The island of misfit toys as church

The island of misfit toys is a place for those who don't "fit in" in any other place. Whenever I would watch the cartoon when I was a child, that part of the cartoon was always my favorite part. It was the place where all the "rejects" were accepted. I like that. As an adult I've spent many years looking for a church that reflected something of that sensibility. In some ways, when I read the New Testament and even the Old Testament, I see a reflection of that "ideal" in how God chooses his people.

Hardly a day goes by that I don't end up speaking to or meeting someone who is an outcast, a misfit, someone who doesn't play well with others and so on. In almost every case, I find that they have felt, and more often than not, have actually experienced, being rejected by various churches because of their oddballness. Sometimes it's their own fault. Sometimes they really are difficult people. Sometimes they're not very good at "boundaries." Sometimes they make those around them feel uncomfortable just by their presence. Believe me, I've seen it and felt it myself.

So what.

Even if this were always true, which it clearly isn't, according to God's way of choosing, none of this is any reason for exclusion. We, if we are to call ourselves "the church," do not have the right to operate according to our comfort zone. In fact, God's way of choosing is explicit in it's basis. It is based entirely and only on his will and desire, apart from any merit in our part. As a matter of fact, whether it's the Israelites in the Old Testament as a people group, or it's individual believers in the New Testament, any time God chooses, it's in spite of us every single time.

Therefore, if we are to entertain any "ecclesiology" at all, it's to be an ecclesiology of inclusion. An immediate objection can be heard already. Doesn't this kind of approach to "doing church" lead to chaos? What about church discipline? Let's look at how Paul handled that pristine first century church in the lovely town of Corinth.
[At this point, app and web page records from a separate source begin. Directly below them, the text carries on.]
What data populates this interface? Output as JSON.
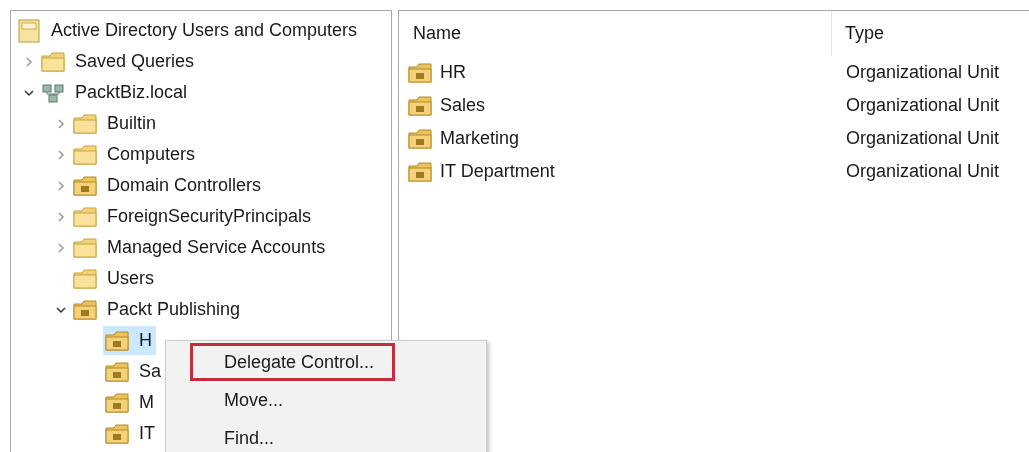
{
  "tree": {
    "label": "Active Directory Users and Computers",
    "kind": "root",
    "selected": false,
    "children": [
      {
        "label": "Saved Queries",
        "kind": "folder",
        "expanded": false,
        "selected": false
      },
      {
        "label": "PacktBiz.local",
        "kind": "domain",
        "expanded": true,
        "selected": false,
        "children": [
          {
            "label": "Builtin",
            "kind": "folder",
            "expanded": false,
            "selected": false
          },
          {
            "label": "Computers",
            "kind": "folder",
            "expanded": false,
            "selected": false
          },
          {
            "label": "Domain Controllers",
            "kind": "ou",
            "expanded": false,
            "selected": false
          },
          {
            "label": "ForeignSecurityPrincipals",
            "kind": "folder",
            "expanded": false,
            "selected": false
          },
          {
            "label": "Managed Service Accounts",
            "kind": "folder",
            "expanded": false,
            "selected": false
          },
          {
            "label": "Users",
            "kind": "folder",
            "selected": false
          },
          {
            "label": "Packt Publishing",
            "kind": "ou",
            "expanded": true,
            "selected": false,
            "children": [
              {
                "label": "H",
                "kind": "ou",
                "selected": true
              },
              {
                "label": "Sa",
                "kind": "ou",
                "selected": false
              },
              {
                "label": "M",
                "kind": "ou",
                "selected": false
              },
              {
                "label": "IT",
                "kind": "ou",
                "selected": false
              }
            ]
          }
        ]
      }
    ]
  },
  "list": {
    "columns": [
      "Name",
      "Type"
    ],
    "rows": [
      {
        "name": "HR",
        "type": "Organizational Unit",
        "kind": "ou"
      },
      {
        "name": "Sales",
        "type": "Organizational Unit",
        "kind": "ou"
      },
      {
        "name": "Marketing",
        "type": "Organizational Unit",
        "kind": "ou"
      },
      {
        "name": "IT Department",
        "type": "Organizational Unit",
        "kind": "ou"
      }
    ]
  },
  "context_menu": {
    "items": [
      {
        "label": "Delegate Control...",
        "outlined": true
      },
      {
        "label": "Move...",
        "outlined": false
      },
      {
        "label": "Find...",
        "outlined": false
      }
    ]
  }
}
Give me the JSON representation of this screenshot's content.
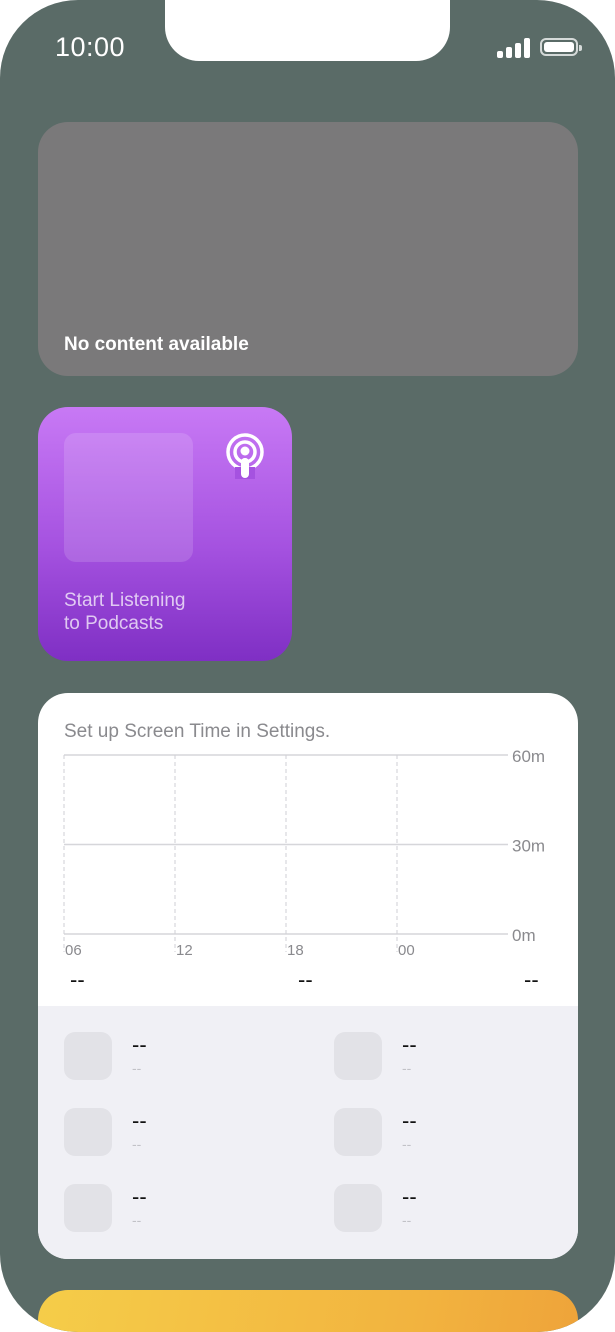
{
  "status_bar": {
    "time": "10:00"
  },
  "widgets": {
    "empty": {
      "message": "No content available"
    },
    "podcasts": {
      "line1": "Start Listening",
      "line2": "to Podcasts",
      "icon": "podcasts-icon"
    },
    "screen_time": {
      "hint": "Set up Screen Time in Settings.",
      "chart_data": {
        "type": "bar",
        "categories": [
          "06",
          "12",
          "18",
          "00"
        ],
        "values": [],
        "y_ticks": [
          "60m",
          "30m",
          "0m"
        ],
        "ylim": [
          0,
          60
        ],
        "grid": true
      },
      "summary": [
        "--",
        "--",
        "--"
      ],
      "apps": [
        {
          "name": "--",
          "time": "--"
        },
        {
          "name": "--",
          "time": "--"
        },
        {
          "name": "--",
          "time": "--"
        },
        {
          "name": "--",
          "time": "--"
        },
        {
          "name": "--",
          "time": "--"
        },
        {
          "name": "--",
          "time": "--"
        }
      ]
    }
  },
  "colors": {
    "wallpaper": "#5a6b67",
    "empty_widget": "#7a797a",
    "podcast_top": "#c879f5",
    "podcast_bottom": "#7f2fc4",
    "bottom_widget": "#f2b33f"
  }
}
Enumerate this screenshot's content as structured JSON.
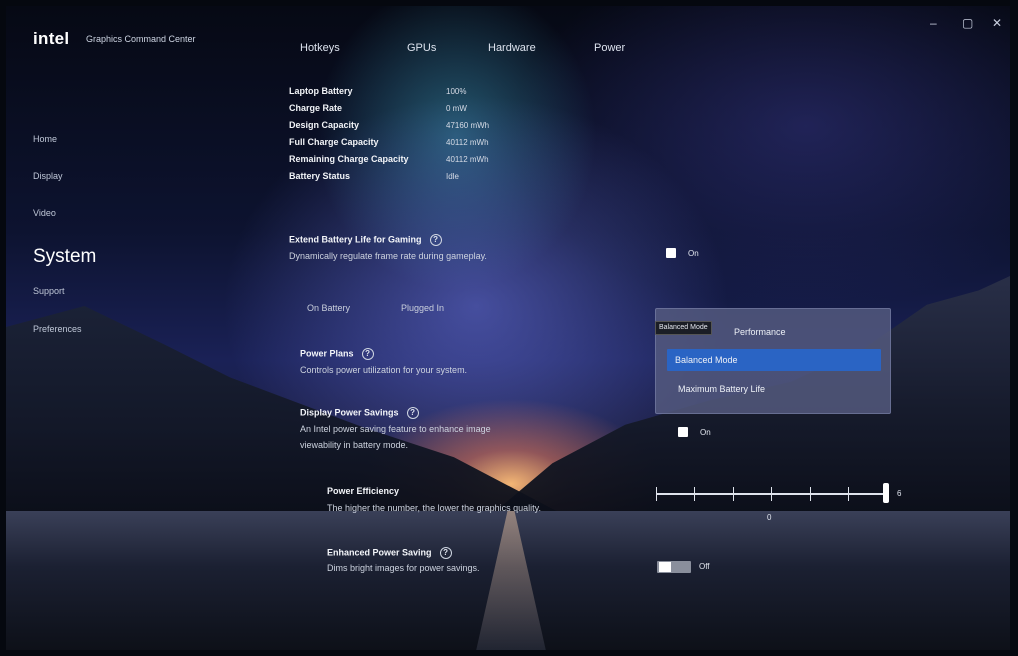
{
  "app": {
    "logo": "intel",
    "title": "Graphics Command Center",
    "window_controls": {
      "minimize": "–",
      "maximize": "▢",
      "close": "✕"
    }
  },
  "top_tabs": [
    "Hotkeys",
    "GPUs",
    "Hardware",
    "Power"
  ],
  "sidebar": {
    "items": [
      "Home",
      "Display",
      "Video"
    ],
    "active": "System",
    "items_after": [
      "Support",
      "Preferences"
    ]
  },
  "battery_info": [
    {
      "label": "Laptop Battery",
      "value": "100%"
    },
    {
      "label": "Charge Rate",
      "value": "0 mW"
    },
    {
      "label": "Design Capacity",
      "value": "47160 mWh"
    },
    {
      "label": "Full Charge Capacity",
      "value": "40112 mWh"
    },
    {
      "label": "Remaining Charge Capacity",
      "value": "40112 mWh"
    },
    {
      "label": "Battery Status",
      "value": "Idle"
    }
  ],
  "extend_battery": {
    "title": "Extend Battery Life for Gaming",
    "description": "Dynamically regulate frame rate during gameplay.",
    "checkbox_label": "On"
  },
  "power_tabs": [
    "On Battery",
    "Plugged In"
  ],
  "power_plans": {
    "title": "Power Plans",
    "description": "Controls power utilization for your system.",
    "tooltip": "Balanced Mode",
    "options": [
      "Performance",
      "Balanced Mode",
      "Maximum Battery Life"
    ],
    "selected": "Balanced Mode"
  },
  "display_power_savings": {
    "title": "Display Power Savings",
    "description_line1": "An Intel power saving feature to enhance image",
    "description_line2": "viewability in battery mode.",
    "checkbox_label": "On"
  },
  "power_efficiency": {
    "title": "Power Efficiency",
    "description": "The higher the number, the lower the graphics quality.",
    "min_label": "0",
    "max_label": "6",
    "value": 6
  },
  "enhanced_power_saving": {
    "title": "Enhanced Power Saving",
    "description": "Dims bright images for power savings.",
    "toggle_label": "Off"
  },
  "help_glyph": "?"
}
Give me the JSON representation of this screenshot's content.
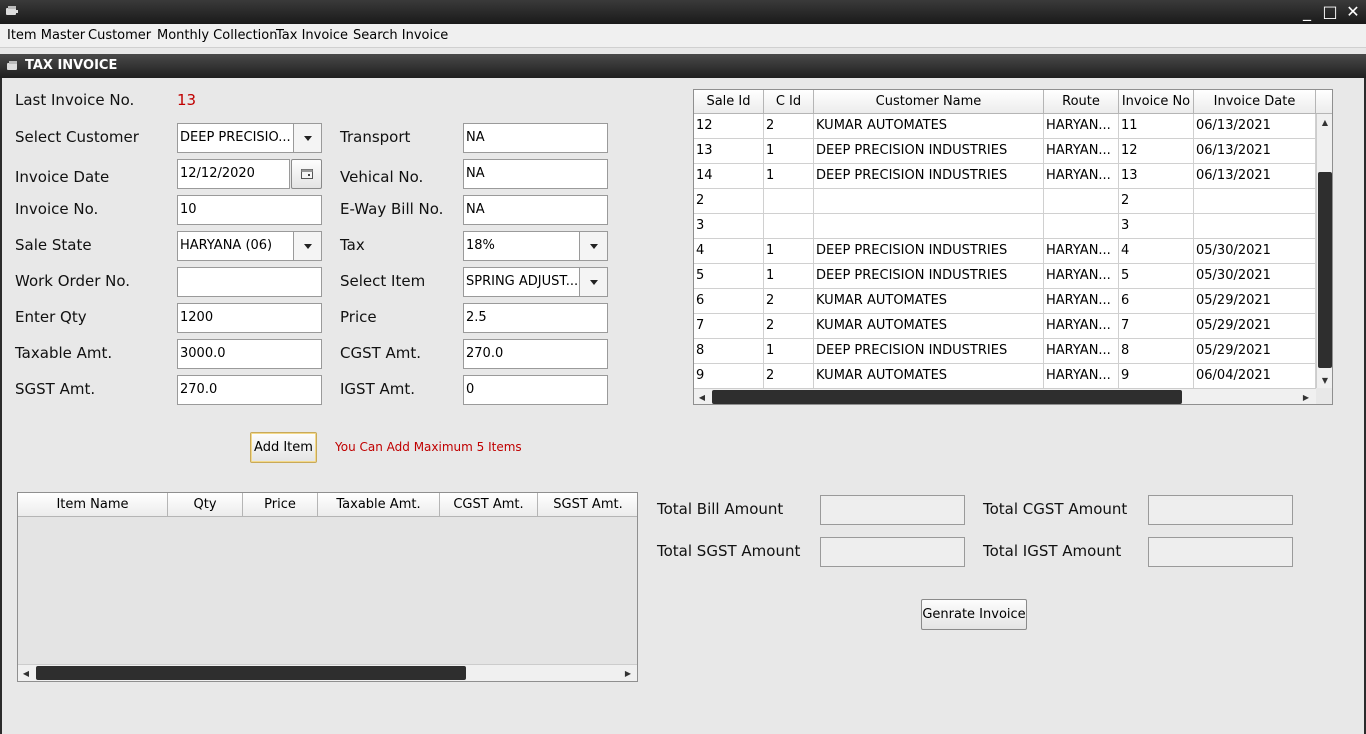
{
  "window": {
    "controls": [
      "_",
      "□",
      "✕"
    ]
  },
  "menu": [
    "Item Master",
    "Customer",
    "Monthly Collection",
    "Tax Invoice",
    "Search Invoice"
  ],
  "frame_title": "TAX INVOICE",
  "form": {
    "last_invoice_label": "Last Invoice No.",
    "last_invoice_value": "13",
    "select_customer_label": "Select Customer",
    "select_customer_value": "DEEP PRECISIO...",
    "transport_label": "Transport",
    "transport_value": "NA",
    "invoice_date_label": "Invoice Date",
    "invoice_date_value": "12/12/2020",
    "vehical_label": "Vehical No.",
    "vehical_value": "NA",
    "invoice_no_label": "Invoice No.",
    "invoice_no_value": "10",
    "eway_label": "E-Way Bill No.",
    "eway_value": "NA",
    "sale_state_label": "Sale State",
    "sale_state_value": "HARYANA (06)",
    "tax_label": "Tax",
    "tax_value": "18%",
    "work_order_label": "Work Order No.",
    "work_order_value": "",
    "select_item_label": "Select Item",
    "select_item_value": "SPRING ADJUST...",
    "enter_qty_label": "Enter Qty",
    "enter_qty_value": "1200",
    "price_label": "Price",
    "price_value": "2.5",
    "taxable_label": "Taxable Amt.",
    "taxable_value": "3000.0",
    "cgst_label": "CGST Amt.",
    "cgst_value": "270.0",
    "sgst_label": "SGST Amt.",
    "sgst_value": "270.0",
    "igst_label": "IGST Amt.",
    "igst_value": "0",
    "add_item_label": "Add Item",
    "max_items_note": "You Can Add Maximum 5 Items",
    "note_color": "#c00000"
  },
  "invoice_table": {
    "columns": [
      "Sale Id",
      "C Id",
      "Customer Name",
      "Route",
      "Invoice No",
      "Invoice Date"
    ],
    "rows": [
      [
        "12",
        "2",
        "KUMAR AUTOMATES",
        "HARYAN...",
        "11",
        "06/13/2021"
      ],
      [
        "13",
        "1",
        "DEEP PRECISION INDUSTRIES",
        "HARYAN...",
        "12",
        "06/13/2021"
      ],
      [
        "14",
        "1",
        "DEEP PRECISION INDUSTRIES",
        "HARYAN...",
        "13",
        "06/13/2021"
      ],
      [
        "2",
        "",
        "",
        "",
        "2",
        ""
      ],
      [
        "3",
        "",
        "",
        "",
        "3",
        ""
      ],
      [
        "4",
        "1",
        "DEEP PRECISION INDUSTRIES",
        "HARYAN...",
        "4",
        "05/30/2021"
      ],
      [
        "5",
        "1",
        "DEEP PRECISION INDUSTRIES",
        "HARYAN...",
        "5",
        "05/30/2021"
      ],
      [
        "6",
        "2",
        "KUMAR AUTOMATES",
        "HARYAN...",
        "6",
        "05/29/2021"
      ],
      [
        "7",
        "2",
        "KUMAR AUTOMATES",
        "HARYAN...",
        "7",
        "05/29/2021"
      ],
      [
        "8",
        "1",
        "DEEP PRECISION INDUSTRIES",
        "HARYAN...",
        "8",
        "05/29/2021"
      ],
      [
        "9",
        "2",
        "KUMAR AUTOMATES",
        "HARYAN...",
        "9",
        "06/04/2021"
      ]
    ]
  },
  "items_table": {
    "columns": [
      "Item Name",
      "Qty",
      "Price",
      "Taxable Amt.",
      "CGST Amt.",
      "SGST Amt."
    ]
  },
  "totals": {
    "bill_label": "Total Bill Amount",
    "cgst_label": "Total CGST Amount",
    "sgst_label": "Total SGST Amount",
    "igst_label": "Total IGST Amount",
    "bill_value": "",
    "cgst_value": "",
    "sgst_value": "",
    "igst_value": ""
  },
  "generate_label": "Genrate Invoice"
}
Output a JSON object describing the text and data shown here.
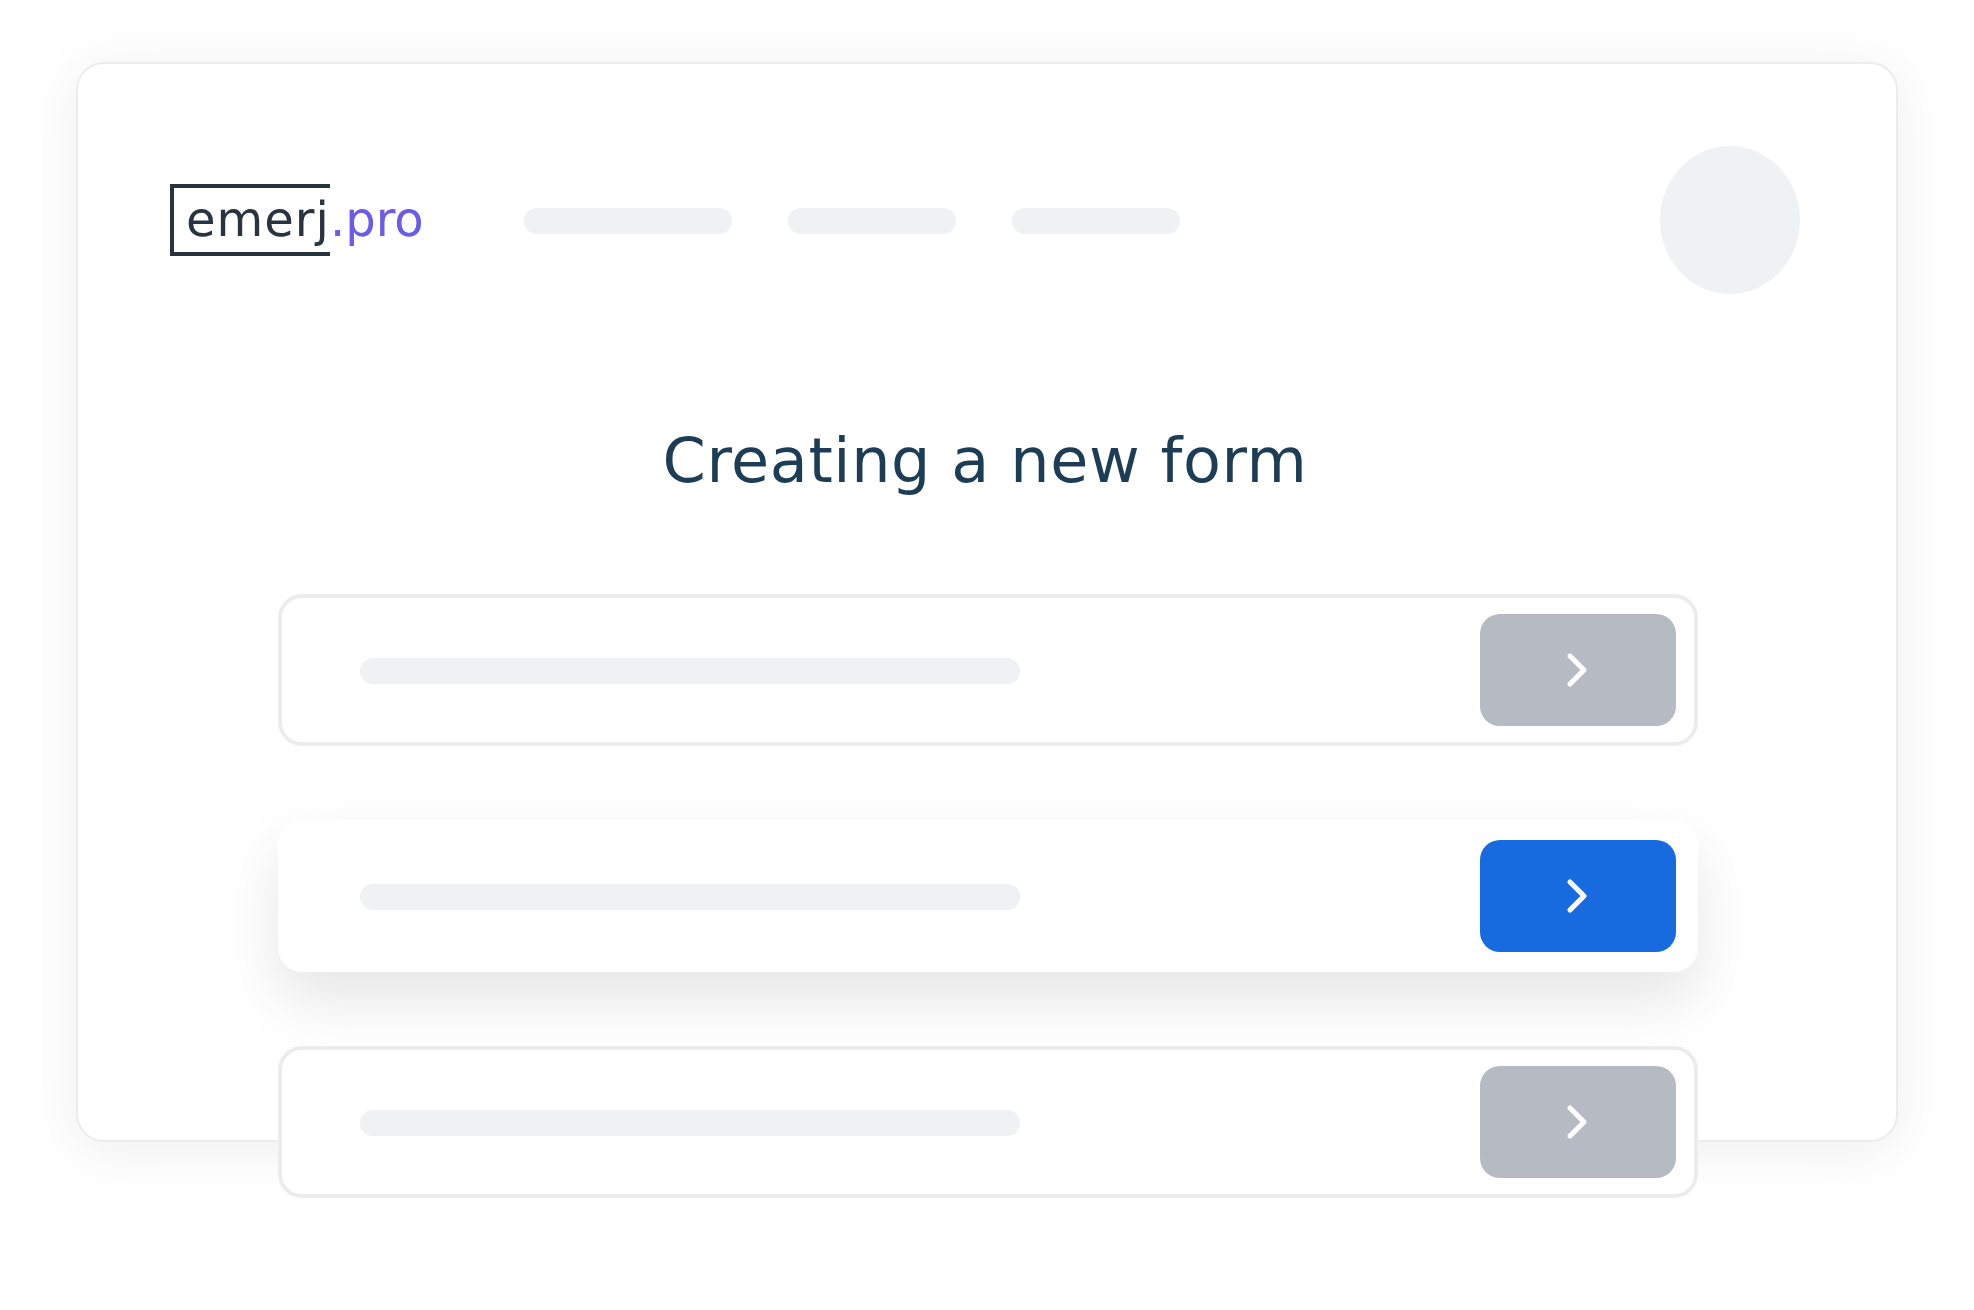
{
  "logo": {
    "name": "emerj",
    "suffix": ".pro"
  },
  "title": "Creating a new form",
  "rows": [
    {
      "selected": false
    },
    {
      "selected": true
    },
    {
      "selected": false
    }
  ]
}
After all, don't we all want to be just like the New Testament church instead of having to settle for what's available today?